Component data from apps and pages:
• • • • •

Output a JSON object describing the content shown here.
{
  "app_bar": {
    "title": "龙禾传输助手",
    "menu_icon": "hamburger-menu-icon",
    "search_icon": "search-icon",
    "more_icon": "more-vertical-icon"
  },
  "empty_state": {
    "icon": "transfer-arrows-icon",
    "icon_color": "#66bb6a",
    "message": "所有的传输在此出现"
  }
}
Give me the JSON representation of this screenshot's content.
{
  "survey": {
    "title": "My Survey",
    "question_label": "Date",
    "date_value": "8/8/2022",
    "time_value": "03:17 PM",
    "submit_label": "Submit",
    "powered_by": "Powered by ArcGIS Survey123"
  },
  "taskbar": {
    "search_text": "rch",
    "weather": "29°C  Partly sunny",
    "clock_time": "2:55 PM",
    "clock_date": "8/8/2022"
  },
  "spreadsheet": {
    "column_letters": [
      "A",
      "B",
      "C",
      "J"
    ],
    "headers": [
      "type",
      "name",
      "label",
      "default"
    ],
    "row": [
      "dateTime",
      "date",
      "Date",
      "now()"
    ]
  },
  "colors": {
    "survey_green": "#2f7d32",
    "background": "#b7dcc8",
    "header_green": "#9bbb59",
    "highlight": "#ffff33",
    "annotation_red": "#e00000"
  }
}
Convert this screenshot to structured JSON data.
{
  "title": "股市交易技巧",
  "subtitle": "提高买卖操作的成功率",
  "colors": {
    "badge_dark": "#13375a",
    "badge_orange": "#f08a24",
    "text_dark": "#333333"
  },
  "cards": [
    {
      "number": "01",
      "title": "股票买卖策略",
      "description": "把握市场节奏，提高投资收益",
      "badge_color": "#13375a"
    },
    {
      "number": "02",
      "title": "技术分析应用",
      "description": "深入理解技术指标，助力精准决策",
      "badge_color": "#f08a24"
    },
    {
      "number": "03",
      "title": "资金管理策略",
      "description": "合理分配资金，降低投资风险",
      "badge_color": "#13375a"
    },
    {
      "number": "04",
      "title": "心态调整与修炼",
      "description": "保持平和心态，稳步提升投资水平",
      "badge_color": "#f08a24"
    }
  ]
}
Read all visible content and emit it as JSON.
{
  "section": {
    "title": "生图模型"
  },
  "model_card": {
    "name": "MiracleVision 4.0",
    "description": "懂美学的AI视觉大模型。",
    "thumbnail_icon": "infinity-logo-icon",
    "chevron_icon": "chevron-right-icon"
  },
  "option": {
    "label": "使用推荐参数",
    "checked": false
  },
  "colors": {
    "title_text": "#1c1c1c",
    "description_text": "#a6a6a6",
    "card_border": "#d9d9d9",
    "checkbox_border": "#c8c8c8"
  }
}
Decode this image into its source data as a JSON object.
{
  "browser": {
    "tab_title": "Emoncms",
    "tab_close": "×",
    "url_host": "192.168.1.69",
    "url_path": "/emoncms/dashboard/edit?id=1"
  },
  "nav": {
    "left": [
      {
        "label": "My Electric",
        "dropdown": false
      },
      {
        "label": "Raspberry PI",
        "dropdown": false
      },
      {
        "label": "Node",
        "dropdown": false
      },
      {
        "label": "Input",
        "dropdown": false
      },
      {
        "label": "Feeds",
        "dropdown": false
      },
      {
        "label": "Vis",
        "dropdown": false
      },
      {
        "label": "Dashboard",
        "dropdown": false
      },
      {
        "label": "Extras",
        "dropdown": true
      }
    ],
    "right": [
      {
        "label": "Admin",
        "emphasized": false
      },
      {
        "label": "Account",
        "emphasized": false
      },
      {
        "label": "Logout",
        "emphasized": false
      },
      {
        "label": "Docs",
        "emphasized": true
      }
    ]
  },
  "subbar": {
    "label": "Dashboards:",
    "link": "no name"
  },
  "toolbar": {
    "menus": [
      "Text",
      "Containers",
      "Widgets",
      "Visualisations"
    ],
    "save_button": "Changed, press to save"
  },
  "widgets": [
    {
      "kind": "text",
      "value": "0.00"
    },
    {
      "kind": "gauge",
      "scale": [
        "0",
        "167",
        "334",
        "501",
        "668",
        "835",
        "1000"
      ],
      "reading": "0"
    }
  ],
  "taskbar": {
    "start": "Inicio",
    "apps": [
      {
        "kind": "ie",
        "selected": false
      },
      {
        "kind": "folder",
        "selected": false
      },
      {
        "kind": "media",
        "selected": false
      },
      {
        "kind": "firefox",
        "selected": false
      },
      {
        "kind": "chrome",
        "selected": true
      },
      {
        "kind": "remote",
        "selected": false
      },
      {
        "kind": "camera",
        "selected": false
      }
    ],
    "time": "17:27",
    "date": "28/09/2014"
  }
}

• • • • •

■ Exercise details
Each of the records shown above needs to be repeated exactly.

■ Response to the exercise
Output a JSON object describing the content shown here.
{
  "app_bar": {
    "title": "龙禾传输助手",
    "menu_icon": "hamburger-menu-icon",
    "search_icon": "search-icon",
    "more_icon": "more-vertical-icon"
  },
  "empty_state": {
    "icon": "transfer-arrows-icon",
    "icon_color": "#66bb6a",
    "message": "所有的传输在此出现"
  }
}
Give me the JSON representation of this screenshot's content.
{
  "survey": {
    "title": "My Survey",
    "question_label": "Date",
    "date_value": "8/8/2022",
    "time_value": "03:17 PM",
    "submit_label": "Submit",
    "powered_by": "Powered by ArcGIS Survey123"
  },
  "taskbar": {
    "search_text": "rch",
    "weather": "29°C  Partly sunny",
    "clock_time": "2:55 PM",
    "clock_date": "8/8/2022"
  },
  "spreadsheet": {
    "column_letters": [
      "A",
      "B",
      "C",
      "J"
    ],
    "headers": [
      "type",
      "name",
      "label",
      "default"
    ],
    "row": [
      "dateTime",
      "date",
      "Date",
      "now()"
    ]
  },
  "colors": {
    "survey_green": "#2f7d32",
    "background": "#b7dcc8",
    "header_green": "#9bbb59",
    "highlight": "#ffff33",
    "annotation_red": "#e00000"
  }
}
Convert this screenshot to structured JSON data.
{
  "title": "股市交易技巧",
  "subtitle": "提高买卖操作的成功率",
  "colors": {
    "badge_dark": "#13375a",
    "badge_orange": "#f08a24",
    "text_dark": "#333333"
  },
  "cards": [
    {
      "number": "01",
      "title": "股票买卖策略",
      "description": "把握市场节奏，提高投资收益",
      "badge_color": "#13375a"
    },
    {
      "number": "02",
      "title": "技术分析应用",
      "description": "深入理解技术指标，助力精准决策",
      "badge_color": "#f08a24"
    },
    {
      "number": "03",
      "title": "资金管理策略",
      "description": "合理分配资金，降低投资风险",
      "badge_color": "#13375a"
    },
    {
      "number": "04",
      "title": "心态调整与修炼",
      "description": "保持平和心态，稳步提升投资水平",
      "badge_color": "#f08a24"
    }
  ]
}
Read all visible content and emit it as JSON.
{
  "section": {
    "title": "生图模型"
  },
  "model_card": {
    "name": "MiracleVision 4.0",
    "description": "懂美学的AI视觉大模型。",
    "thumbnail_icon": "infinity-logo-icon",
    "chevron_icon": "chevron-right-icon"
  },
  "option": {
    "label": "使用推荐参数",
    "checked": false
  },
  "colors": {
    "title_text": "#1c1c1c",
    "description_text": "#a6a6a6",
    "card_border": "#d9d9d9",
    "checkbox_border": "#c8c8c8"
  }
}
Decode this image into its source data as a JSON object.
{
  "browser": {
    "tab_title": "Emoncms",
    "tab_close": "×",
    "url_host": "192.168.1.69",
    "url_path": "/emoncms/dashboard/edit?id=1"
  },
  "nav": {
    "left": [
      {
        "label": "My Electric",
        "dropdown": false
      },
      {
        "label": "Raspberry PI",
        "dropdown": false
      },
      {
        "label": "Node",
        "dropdown": false
      },
      {
        "label": "Input",
        "dropdown": false
      },
      {
        "label": "Feeds",
        "dropdown": false
      },
      {
        "label": "Vis",
        "dropdown": false
      },
      {
        "label": "Dashboard",
        "dropdown": false
      },
      {
        "label": "Extras",
        "dropdown": true
      }
    ],
    "right": [
      {
        "label": "Admin",
        "emphasized": false
      },
      {
        "label": "Account",
        "emphasized": false
      },
      {
        "label": "Logout",
        "emphasized": false
      },
      {
        "label": "Docs",
        "emphasized": true
      }
    ]
  },
  "subbar": {
    "label": "Dashboards:",
    "link": "no name"
  },
  "toolbar": {
    "menus": [
      "Text",
      "Containers",
      "Widgets",
      "Visualisations"
    ],
    "save_button": "Changed, press to save"
  },
  "widgets": [
    {
      "kind": "text",
      "value": "0.00"
    },
    {
      "kind": "gauge",
      "scale": [
        "0",
        "167",
        "334",
        "501",
        "668",
        "835",
        "1000"
      ],
      "reading": "0"
    }
  ],
  "taskbar": {
    "start": "Inicio",
    "apps": [
      {
        "kind": "ie",
        "selected": false
      },
      {
        "kind": "folder",
        "selected": false
      },
      {
        "kind": "media",
        "selected": false
      },
      {
        "kind": "firefox",
        "selected": false
      },
      {
        "kind": "chrome",
        "selected": true
      },
      {
        "kind": "remote",
        "selected": false
      },
      {
        "kind": "camera",
        "selected": false
      }
    ],
    "time": "17:27",
    "date": "28/09/2014"
  }
}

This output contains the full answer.